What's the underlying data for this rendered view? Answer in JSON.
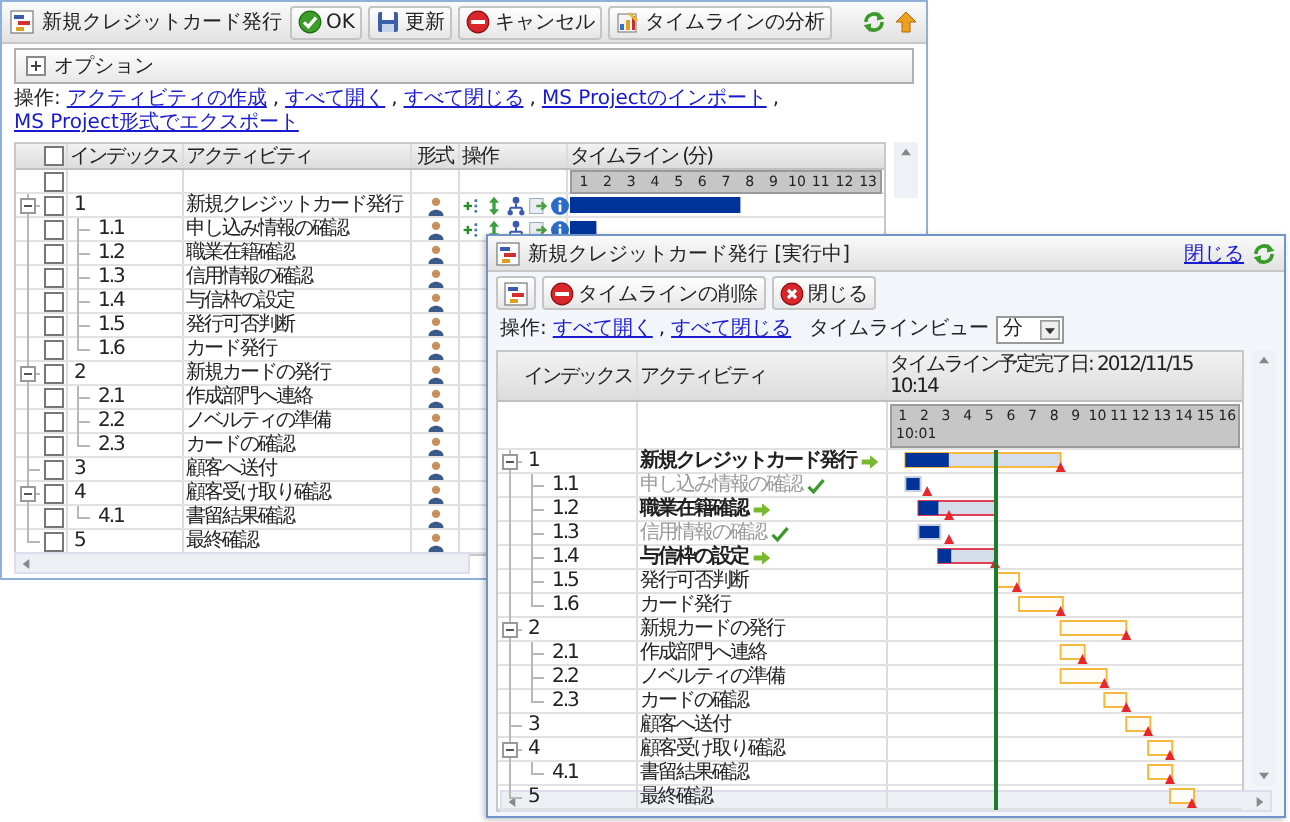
{
  "left_window": {
    "title": "新規クレジットカード発行",
    "toolbar": [
      {
        "kind": "ok",
        "label": "OK"
      },
      {
        "kind": "refresh",
        "label": "更新"
      },
      {
        "kind": "cancel",
        "label": "キャンセル"
      },
      {
        "kind": "analyze",
        "label": "タイムラインの分析"
      }
    ],
    "options": {
      "label": "オプション",
      "expanded": false
    },
    "actions": {
      "label": "操作:",
      "separator": ",",
      "links": [
        "アクティビティの作成",
        "すべて開く",
        "すべて閉じる",
        "MS Projectのインポート",
        "MS Project形式でエクスポート"
      ]
    },
    "table": {
      "columns": [
        "インデックス",
        "アクティビティ",
        "形式",
        "操作",
        "タイムライン (分)"
      ],
      "header_checked": false,
      "scale_row_checked": false,
      "scale": [
        "1",
        "2",
        "3",
        "4",
        "5",
        "6",
        "7",
        "8",
        "9",
        "10",
        "11",
        "12",
        "13"
      ],
      "rows": [
        {
          "index": "1",
          "activity": "新規クレジットカード発行",
          "checked": false,
          "expanded": true,
          "children": [
            {
              "index": "1.1",
              "activity": "申し込み情報の確認",
              "checked": false
            },
            {
              "index": "1.2",
              "activity": "職業在籍確認",
              "checked": false
            },
            {
              "index": "1.3",
              "activity": "信用情報の確認",
              "checked": false
            },
            {
              "index": "1.4",
              "activity": "与信枠の設定",
              "checked": false
            },
            {
              "index": "1.5",
              "activity": "発行可否判断",
              "checked": false
            },
            {
              "index": "1.6",
              "activity": "カード発行",
              "checked": false
            }
          ]
        },
        {
          "index": "2",
          "activity": "新規カードの発行",
          "checked": false,
          "expanded": true,
          "children": [
            {
              "index": "2.1",
              "activity": "作成部門へ連絡",
              "checked": false
            },
            {
              "index": "2.2",
              "activity": "ノベルティの準備",
              "checked": false
            },
            {
              "index": "2.3",
              "activity": "カードの確認",
              "checked": false
            }
          ]
        },
        {
          "index": "3",
          "activity": "顧客へ送付",
          "checked": false
        },
        {
          "index": "4",
          "activity": "顧客受け取り確認",
          "checked": false,
          "expanded": true,
          "children": [
            {
              "index": "4.1",
              "activity": "書留結果確認",
              "checked": false
            }
          ]
        },
        {
          "index": "5",
          "activity": "最終確認",
          "checked": false
        }
      ]
    }
  },
  "right_window": {
    "title": "新規クレジットカード発行 [実行中]",
    "close_link": "閉じる",
    "toolbar": [
      {
        "kind": "layout"
      },
      {
        "kind": "delete",
        "label": "タイムラインの削除"
      },
      {
        "kind": "close",
        "label": "閉じる"
      }
    ],
    "actions": {
      "label": "操作:",
      "separator": ",",
      "links": [
        "すべて開く",
        "すべて閉じる"
      ],
      "view_label": "タイムラインビュー",
      "view_value": "分"
    },
    "table": {
      "columns": [
        "インデックス",
        "アクティビティ",
        "タイムライン予定完了日: 2012/11/15 10:14"
      ],
      "scale": [
        "1",
        "2",
        "3",
        "4",
        "5",
        "6",
        "7",
        "8",
        "9",
        "10",
        "11",
        "12",
        "13",
        "14",
        "15",
        "16"
      ],
      "scale_start": "10:01",
      "rows": [
        {
          "index": "1",
          "activity": "新規クレジットカード発行",
          "kind": "running",
          "late": false,
          "level": 0.28,
          "expanded": true,
          "children": [
            {
              "index": "1.1",
              "activity": "申し込み情報の確認",
              "kind": "done",
              "late": false,
              "level": 1
            },
            {
              "index": "1.2",
              "activity": "職業在籍確認",
              "kind": "running",
              "late": true,
              "level": 0.26
            },
            {
              "index": "1.3",
              "activity": "信用情報の確認",
              "kind": "done",
              "late": false,
              "level": 1
            },
            {
              "index": "1.4",
              "activity": "与信枠の設定",
              "kind": "running",
              "late": true,
              "level": 0.23
            },
            {
              "index": "1.5",
              "activity": "発行可否判断",
              "kind": "pending",
              "late": false
            },
            {
              "index": "1.6",
              "activity": "カード発行",
              "kind": "pending",
              "late": false
            }
          ]
        },
        {
          "index": "2",
          "activity": "新規カードの発行",
          "kind": "pending",
          "late": false,
          "expanded": true,
          "children": [
            {
              "index": "2.1",
              "activity": "作成部門へ連絡",
              "kind": "pending",
              "late": false
            },
            {
              "index": "2.2",
              "activity": "ノベルティの準備",
              "kind": "pending",
              "late": false
            },
            {
              "index": "2.3",
              "activity": "カードの確認",
              "kind": "pending",
              "late": false
            }
          ]
        },
        {
          "index": "3",
          "activity": "顧客へ送付",
          "kind": "pending",
          "late": false
        },
        {
          "index": "4",
          "activity": "顧客受け取り確認",
          "kind": "pending",
          "late": false,
          "expanded": true,
          "children": [
            {
              "index": "4.1",
              "activity": "書留結果確認",
              "kind": "pending",
              "late": false
            }
          ]
        },
        {
          "index": "5",
          "activity": "最終確認",
          "kind": "pending",
          "late": false
        }
      ]
    }
  }
}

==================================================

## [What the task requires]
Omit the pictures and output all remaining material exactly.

## [Response below]
What's the underlying data for this rendered view? Answer in JSON.
{
  "left_window": {
    "title": "新規クレジットカード発行",
    "toolbar": [
      {
        "kind": "ok",
        "label": "OK"
      },
      {
        "kind": "refresh",
        "label": "更新"
      },
      {
        "kind": "cancel",
        "label": "キャンセル"
      },
      {
        "kind": "analyze",
        "label": "タイムラインの分析"
      }
    ],
    "options": {
      "label": "オプション",
      "expanded": false
    },
    "actions": {
      "label": "操作:",
      "separator": ",",
      "links": [
        "アクティビティの作成",
        "すべて開く",
        "すべて閉じる",
        "MS Projectのインポート",
        "MS Project形式でエクスポート"
      ]
    },
    "table": {
      "columns": [
        "インデックス",
        "アクティビティ",
        "形式",
        "操作",
        "タイムライン (分)"
      ],
      "header_checked": false,
      "scale_row_checked": false,
      "scale": [
        "1",
        "2",
        "3",
        "4",
        "5",
        "6",
        "7",
        "8",
        "9",
        "10",
        "11",
        "12",
        "13"
      ],
      "rows": [
        {
          "index": "1",
          "activity": "新規クレジットカード発行",
          "checked": false,
          "expanded": true,
          "children": [
            {
              "index": "1.1",
              "activity": "申し込み情報の確認",
              "checked": false
            },
            {
              "index": "1.2",
              "activity": "職業在籍確認",
              "checked": false
            },
            {
              "index": "1.3",
              "activity": "信用情報の確認",
              "checked": false
            },
            {
              "index": "1.4",
              "activity": "与信枠の設定",
              "checked": false
            },
            {
              "index": "1.5",
              "activity": "発行可否判断",
              "checked": false
            },
            {
              "index": "1.6",
              "activity": "カード発行",
              "checked": false
            }
          ]
        },
        {
          "index": "2",
          "activity": "新規カードの発行",
          "checked": false,
          "expanded": true,
          "children": [
            {
              "index": "2.1",
              "activity": "作成部門へ連絡",
              "checked": false
            },
            {
              "index": "2.2",
              "activity": "ノベルティの準備",
              "checked": false
            },
            {
              "index": "2.3",
              "activity": "カードの確認",
              "checked": false
            }
          ]
        },
        {
          "index": "3",
          "activity": "顧客へ送付",
          "checked": false
        },
        {
          "index": "4",
          "activity": "顧客受け取り確認",
          "checked": false,
          "expanded": true,
          "children": [
            {
              "index": "4.1",
              "activity": "書留結果確認",
              "checked": false
            }
          ]
        },
        {
          "index": "5",
          "activity": "最終確認",
          "checked": false
        }
      ]
    }
  },
  "right_window": {
    "title": "新規クレジットカード発行 [実行中]",
    "close_link": "閉じる",
    "toolbar": [
      {
        "kind": "layout"
      },
      {
        "kind": "delete",
        "label": "タイムラインの削除"
      },
      {
        "kind": "close",
        "label": "閉じる"
      }
    ],
    "actions": {
      "label": "操作:",
      "separator": ",",
      "links": [
        "すべて開く",
        "すべて閉じる"
      ],
      "view_label": "タイムラインビュー",
      "view_value": "分"
    },
    "table": {
      "columns": [
        "インデックス",
        "アクティビティ",
        "タイムライン予定完了日: 2012/11/15 10:14"
      ],
      "scale": [
        "1",
        "2",
        "3",
        "4",
        "5",
        "6",
        "7",
        "8",
        "9",
        "10",
        "11",
        "12",
        "13",
        "14",
        "15",
        "16"
      ],
      "scale_start": "10:01",
      "rows": [
        {
          "index": "1",
          "activity": "新規クレジットカード発行",
          "kind": "running",
          "late": false,
          "level": 0.28,
          "expanded": true,
          "children": [
            {
              "index": "1.1",
              "activity": "申し込み情報の確認",
              "kind": "done",
              "late": false,
              "level": 1
            },
            {
              "index": "1.2",
              "activity": "職業在籍確認",
              "kind": "running",
              "late": true,
              "level": 0.26
            },
            {
              "index": "1.3",
              "activity": "信用情報の確認",
              "kind": "done",
              "late": false,
              "level": 1
            },
            {
              "index": "1.4",
              "activity": "与信枠の設定",
              "kind": "running",
              "late": true,
              "level": 0.23
            },
            {
              "index": "1.5",
              "activity": "発行可否判断",
              "kind": "pending",
              "late": false
            },
            {
              "index": "1.6",
              "activity": "カード発行",
              "kind": "pending",
              "late": false
            }
          ]
        },
        {
          "index": "2",
          "activity": "新規カードの発行",
          "kind": "pending",
          "late": false,
          "expanded": true,
          "children": [
            {
              "index": "2.1",
              "activity": "作成部門へ連絡",
              "kind": "pending",
              "late": false
            },
            {
              "index": "2.2",
              "activity": "ノベルティの準備",
              "kind": "pending",
              "late": false
            },
            {
              "index": "2.3",
              "activity": "カードの確認",
              "kind": "pending",
              "late": false
            }
          ]
        },
        {
          "index": "3",
          "activity": "顧客へ送付",
          "kind": "pending",
          "late": false
        },
        {
          "index": "4",
          "activity": "顧客受け取り確認",
          "kind": "pending",
          "late": false,
          "expanded": true,
          "children": [
            {
              "index": "4.1",
              "activity": "書留結果確認",
              "kind": "pending",
              "late": false
            }
          ]
        },
        {
          "index": "5",
          "activity": "最終確認",
          "kind": "pending",
          "late": false
        }
      ]
    }
  }
}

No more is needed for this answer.